Sometimes, life will do you one better. Things will change so much, it’ll completely throw out the entire system you used to organize it in the first place. Then, you’ll have to start over. And when you’re as organized as I am, it doesn’t take much to throw your hands up in the air and just start from scratch. Is it throwing the baby out with the bathwater? Absolutely. It might be harder to try to salvage what has gone wrong but at least it’s not as demoralizing as it is when you start from scratch. However, the dirty little secret is some people enjoy creating that baby more than caring for it afterwards. I enjoy organizing things. I feel accomplished. I like the planning and the carrying out of the plan. The maintaining of the plan is also fairly enjoyable. But this is all meant to open my life up to more important activities rather than spend it dealing with menial things. But that’s not what I do. The fact of the matter is I think I enjoy organizing my life more than living it. And that’s probably one of the reasons I’m not as happy as I’d like to be.

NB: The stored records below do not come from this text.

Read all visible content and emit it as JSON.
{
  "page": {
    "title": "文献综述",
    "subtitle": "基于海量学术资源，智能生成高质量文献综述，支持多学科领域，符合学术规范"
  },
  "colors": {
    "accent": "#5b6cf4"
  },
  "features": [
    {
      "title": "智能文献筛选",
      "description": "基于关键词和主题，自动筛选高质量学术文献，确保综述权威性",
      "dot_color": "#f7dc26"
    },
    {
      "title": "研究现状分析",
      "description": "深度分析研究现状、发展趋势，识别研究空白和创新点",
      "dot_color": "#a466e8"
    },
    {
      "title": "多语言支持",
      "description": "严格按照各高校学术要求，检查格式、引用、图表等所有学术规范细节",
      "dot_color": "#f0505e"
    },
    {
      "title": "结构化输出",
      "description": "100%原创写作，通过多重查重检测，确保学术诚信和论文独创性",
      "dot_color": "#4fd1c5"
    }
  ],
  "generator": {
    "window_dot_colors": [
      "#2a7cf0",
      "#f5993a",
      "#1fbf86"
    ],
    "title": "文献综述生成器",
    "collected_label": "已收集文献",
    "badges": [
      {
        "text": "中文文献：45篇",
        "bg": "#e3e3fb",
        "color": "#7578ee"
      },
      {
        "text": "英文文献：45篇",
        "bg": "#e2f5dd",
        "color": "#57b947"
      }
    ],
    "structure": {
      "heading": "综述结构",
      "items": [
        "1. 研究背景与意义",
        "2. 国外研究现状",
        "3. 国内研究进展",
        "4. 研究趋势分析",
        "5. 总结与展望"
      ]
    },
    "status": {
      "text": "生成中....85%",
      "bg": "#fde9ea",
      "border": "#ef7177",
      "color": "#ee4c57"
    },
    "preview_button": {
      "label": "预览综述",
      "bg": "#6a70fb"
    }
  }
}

Like many things, organizing has become almost like a drug. My addiction is to planning, and like many addictions that are hard to understand, it’s difficult to find the line when there’s a lot to what you’re doing that is actually positive. It actually complicates things since I actually am not that bad. Like I said before, I don’t freak out when somethings out of place and I even have exceptions to the rule. Hell, this piece is titled “My OCD Tendencies” for a reason. I have not been diagnosed clinically with Obsessive Compulsive Disorder, because I could be so much worse. I don’t have rituals that I perform or problems throwing things out. I do tend to double check things but that’s due to me second guessing myself a lot, but that’s for another post. What I’m getting at is it’s good to keep things in order in life, but just not to the extent that I do. Personally, I just can’t find the line anymore. At least not yet. I think I will someday. Maybe.